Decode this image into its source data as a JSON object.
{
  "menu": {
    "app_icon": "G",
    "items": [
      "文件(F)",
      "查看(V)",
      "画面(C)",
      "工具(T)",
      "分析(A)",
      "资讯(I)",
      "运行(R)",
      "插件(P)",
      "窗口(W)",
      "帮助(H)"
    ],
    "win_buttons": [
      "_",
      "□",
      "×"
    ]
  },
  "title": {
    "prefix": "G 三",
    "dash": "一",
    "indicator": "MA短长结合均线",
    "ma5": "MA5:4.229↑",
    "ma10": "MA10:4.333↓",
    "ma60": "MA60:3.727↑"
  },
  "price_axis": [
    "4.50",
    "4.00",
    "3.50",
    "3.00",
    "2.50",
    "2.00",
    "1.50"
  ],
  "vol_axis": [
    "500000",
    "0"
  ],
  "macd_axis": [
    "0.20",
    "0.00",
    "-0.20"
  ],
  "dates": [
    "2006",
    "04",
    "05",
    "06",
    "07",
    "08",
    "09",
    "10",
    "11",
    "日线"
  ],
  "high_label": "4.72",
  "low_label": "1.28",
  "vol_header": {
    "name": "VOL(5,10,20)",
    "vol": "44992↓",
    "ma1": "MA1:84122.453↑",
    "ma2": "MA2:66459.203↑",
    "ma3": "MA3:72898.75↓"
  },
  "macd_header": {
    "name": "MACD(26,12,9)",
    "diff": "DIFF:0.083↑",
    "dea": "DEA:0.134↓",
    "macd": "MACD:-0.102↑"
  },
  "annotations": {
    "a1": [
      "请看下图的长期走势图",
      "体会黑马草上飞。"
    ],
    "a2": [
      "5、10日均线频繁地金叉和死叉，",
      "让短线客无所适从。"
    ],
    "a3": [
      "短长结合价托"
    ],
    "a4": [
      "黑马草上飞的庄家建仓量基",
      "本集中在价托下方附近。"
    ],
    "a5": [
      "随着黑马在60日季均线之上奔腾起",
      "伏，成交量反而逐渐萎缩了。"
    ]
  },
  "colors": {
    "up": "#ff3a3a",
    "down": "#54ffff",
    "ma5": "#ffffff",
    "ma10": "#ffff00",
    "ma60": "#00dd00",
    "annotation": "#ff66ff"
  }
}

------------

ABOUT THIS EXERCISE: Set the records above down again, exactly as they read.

REPLY TO THE EXERCISE:
Decode this image into its source data as a JSON object.
{
  "menu": {
    "app_icon": "G",
    "items": [
      "文件(F)",
      "查看(V)",
      "画面(C)",
      "工具(T)",
      "分析(A)",
      "资讯(I)",
      "运行(R)",
      "插件(P)",
      "窗口(W)",
      "帮助(H)"
    ],
    "win_buttons": [
      "_",
      "□",
      "×"
    ]
  },
  "title": {
    "prefix": "G 三",
    "dash": "一",
    "indicator": "MA短长结合均线",
    "ma5": "MA5:4.229↑",
    "ma10": "MA10:4.333↓",
    "ma60": "MA60:3.727↑"
  },
  "price_axis": [
    "4.50",
    "4.00",
    "3.50",
    "3.00",
    "2.50",
    "2.00",
    "1.50"
  ],
  "vol_axis": [
    "500000",
    "0"
  ],
  "macd_axis": [
    "0.20",
    "0.00",
    "-0.20"
  ],
  "dates": [
    "2006",
    "04",
    "05",
    "06",
    "07",
    "08",
    "09",
    "10",
    "11",
    "日线"
  ],
  "high_label": "4.72",
  "low_label": "1.28",
  "vol_header": {
    "name": "VOL(5,10,20)",
    "vol": "44992↓",
    "ma1": "MA1:84122.453↑",
    "ma2": "MA2:66459.203↑",
    "ma3": "MA3:72898.75↓"
  },
  "macd_header": {
    "name": "MACD(26,12,9)",
    "diff": "DIFF:0.083↑",
    "dea": "DEA:0.134↓",
    "macd": "MACD:-0.102↑"
  },
  "annotations": {
    "a1": [
      "请看下图的长期走势图",
      "体会黑马草上飞。"
    ],
    "a2": [
      "5、10日均线频繁地金叉和死叉，",
      "让短线客无所适从。"
    ],
    "a3": [
      "短长结合价托"
    ],
    "a4": [
      "黑马草上飞的庄家建仓量基",
      "本集中在价托下方附近。"
    ],
    "a5": [
      "随着黑马在60日季均线之上奔腾起",
      "伏，成交量反而逐渐萎缩了。"
    ]
  },
  "colors": {
    "up": "#ff3a3a",
    "down": "#54ffff",
    "ma5": "#ffffff",
    "ma10": "#ffff00",
    "ma60": "#00dd00",
    "annotation": "#ff66ff"
  }
}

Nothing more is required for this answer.